|Coordinates: 40°36′23″N 111°58′34″WCoordinates: 40°36′23″N 111°58′34″W|
|Named for||Jordan River|
|• Mayor||Dirk Burton |
|• Total||32.33 sq mi (83.73 km2)|
|• Land||32.33 sq mi (83.73 km2)|
|• Water||0.00 sq mi (0.00 km2)|
||4,373 ft (1,333 m)|
|• Density||3,617.72/sq mi (1,396.88/km2)|
|Time zone||UTC−7 (Mountain (MST))|
|• Summer (DST)||UTC−6 (MDT)|
84081, 84084, 84088
|Area code(s)||385, 801|
|GNIS feature ID||1434086|
West Jordan is a city in Salt Lake County, Utah, United States. It is a suburb of Salt Lake City and has a mixed economy. According to the 2020 Census, the city had a population of 116,961, placing it as the third most populous in the state. The city occupies the southwest end of the Salt Lake Valley at an elevation of 4,330 feet (1,320 m). Named after the nearby Jordan River, the limits of the city begin on the river’s western bank and end in the eastern foothills of the Oquirrh Mountains, where Kennecott Copper Mine, the world’s largest man-made excavation, is located.
Settled in the mid-19th century, the city has developed into its own regional center. As of 2012, the city has four major retail centers; with Jordan Landing being one of the largest mixed-use planned developments in the Intermountain West. Companies headquartered in West Jordan include Mountain America Credit Union, Lynco Sales & Service, SME Steel, and Cyprus Credit Union. The city has one major hospital, Jordan Valley Medical Center, and a campus of Salt Lake Community College.
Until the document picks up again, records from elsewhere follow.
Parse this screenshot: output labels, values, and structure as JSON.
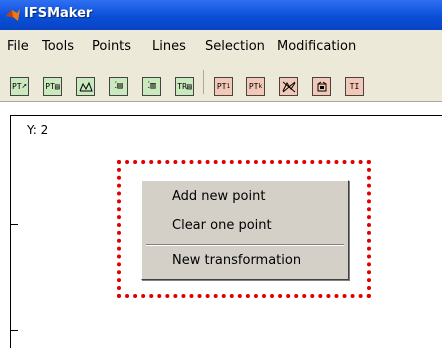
{
  "window": {
    "title": "IFSMaker",
    "icon": "matlab-icon"
  },
  "menubar": {
    "items": [
      "File",
      "Tools",
      "Points",
      "Lines",
      "Selection",
      "Modification"
    ]
  },
  "toolbar": {
    "buttons": [
      {
        "icon": "point-arrow-icon",
        "label": "PT",
        "color": "#cbe9bf"
      },
      {
        "icon": "point-list-icon",
        "label": "PT",
        "color": "#cbe9bf"
      },
      {
        "icon": "polygon-icon",
        "label": "",
        "color": "#cbe9bf"
      },
      {
        "icon": "point-grid-icon",
        "label": "",
        "color": "#cbe9bf"
      },
      {
        "icon": "point-table-icon",
        "label": "",
        "color": "#cbe9bf"
      },
      {
        "icon": "transform-list-icon",
        "label": "TR",
        "color": "#cbe9bf"
      },
      {
        "icon": "point-one-icon",
        "label": "PT",
        "color": "#f3c8b8"
      },
      {
        "icon": "point-k-icon",
        "label": "PT",
        "color": "#f3c8b8"
      },
      {
        "icon": "crossed-shape-icon",
        "label": "",
        "color": "#f3c8b8"
      },
      {
        "icon": "cube-icon",
        "label": "",
        "color": "#f3c8b8"
      },
      {
        "icon": "transform-icon",
        "label": "TI",
        "color": "#f3c8b8"
      }
    ]
  },
  "plot": {
    "y_readout": "Y: 2"
  },
  "context_menu": {
    "items": [
      "Add new point",
      "Clear one point",
      "New transformation"
    ]
  },
  "colors": {
    "titlebar": "#0a4fd8",
    "highlight": "#e00000",
    "menu_bg": "#d4d0c8"
  }
}
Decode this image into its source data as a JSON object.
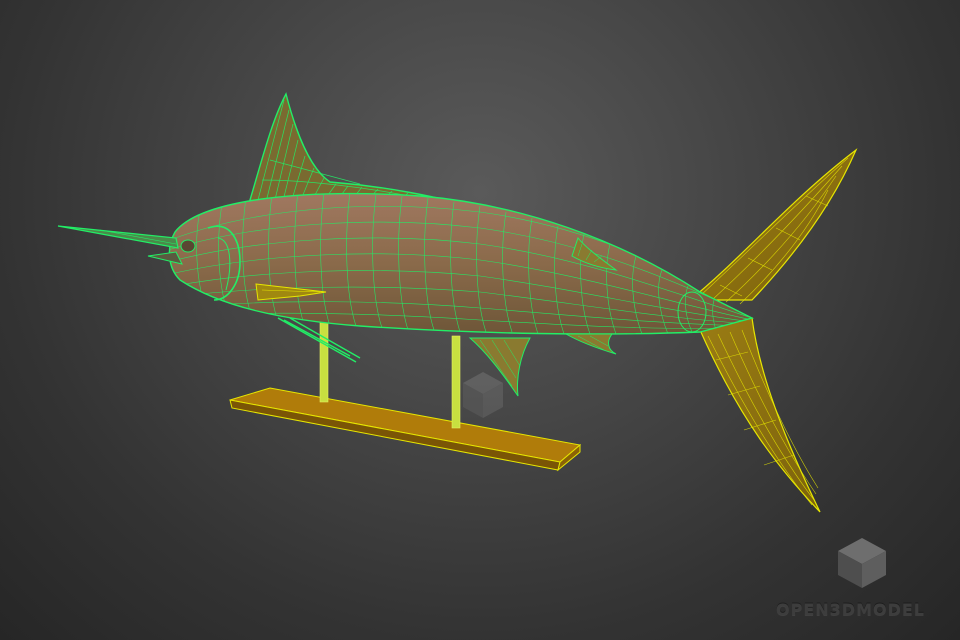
{
  "scene": {
    "subject_icon": "marlin-trophy-wireframe",
    "background_color": "#474747",
    "body_fill_color": "#8a6a4a",
    "wire_color_green": "#22ee66",
    "wire_color_yellow": "#e6e600",
    "fin_fill_color": "#8a7010",
    "stand_base_color": "#a07008",
    "stand_post_color": "#c8e040"
  },
  "watermark": {
    "logo_icon": "cube-icon",
    "text": "OPEN3DMODEL"
  }
}
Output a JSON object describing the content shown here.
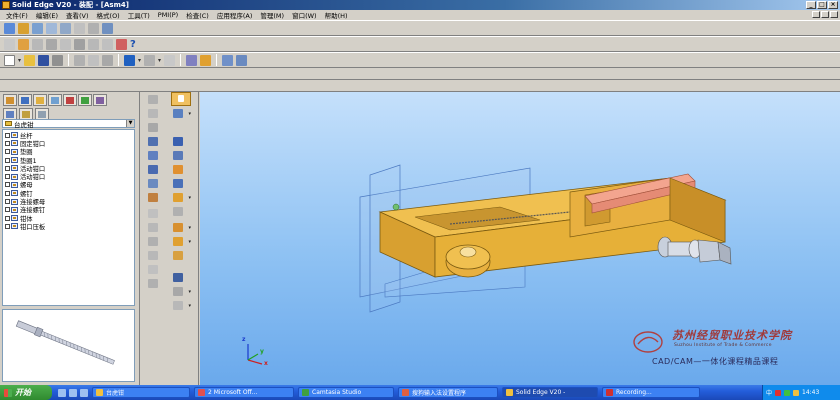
{
  "window": {
    "title": "Solid Edge V20 - 装配 - [Asm4]"
  },
  "menu": [
    "文件(F)",
    "编辑(E)",
    "查看(V)",
    "格式(O)",
    "工具(T)",
    "PMI(P)",
    "检查(C)",
    "应用程序(A)",
    "管理(M)",
    "窗口(W)",
    "帮助(H)"
  ],
  "toolbar": {
    "help_glyph": "?"
  },
  "assembly": {
    "selector_value": "台虎钳",
    "parts": [
      "丝杆",
      "固定钳口",
      "垫圈",
      "垫圈1",
      "活动钳口",
      "活动钳口",
      "螺母",
      "螺钉",
      "连接螺母",
      "连接螺钉",
      "钳体",
      "钳口压板"
    ]
  },
  "watermark": {
    "school_cn": "苏州经贸职业技术学院",
    "school_en": "Suzhou Institute of Trade & Commerce",
    "course": "CAD/CAM—一体化课程精品课程"
  },
  "axes": {
    "x": "x",
    "y": "y",
    "z": "z"
  },
  "taskbar": {
    "start": "开始",
    "tasks": [
      "台虎钳",
      "2 Microsoft Off...",
      "Camtasia Studio",
      "搜狗输入法设置程序",
      "Solid Edge V20 -",
      "Recording..."
    ],
    "active_index": 4,
    "tray_lang": "中",
    "clock": "14:43"
  },
  "colors": {
    "part_gold": "#e8b030",
    "jaw_plate": "#f0a090",
    "viewport_top": "#c5e0fb",
    "viewport_bottom": "#6aa9ec"
  }
}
City landmarks include Gardner Village, established in 1850, and South Valley Regional Airport, formerly known as “Salt Lake Airport #2”. The airport serves general aviation operations as well as a base for the 211th Aviation Regiment of the Utah Army National Guard flying Apache and Black Hawk helicopters.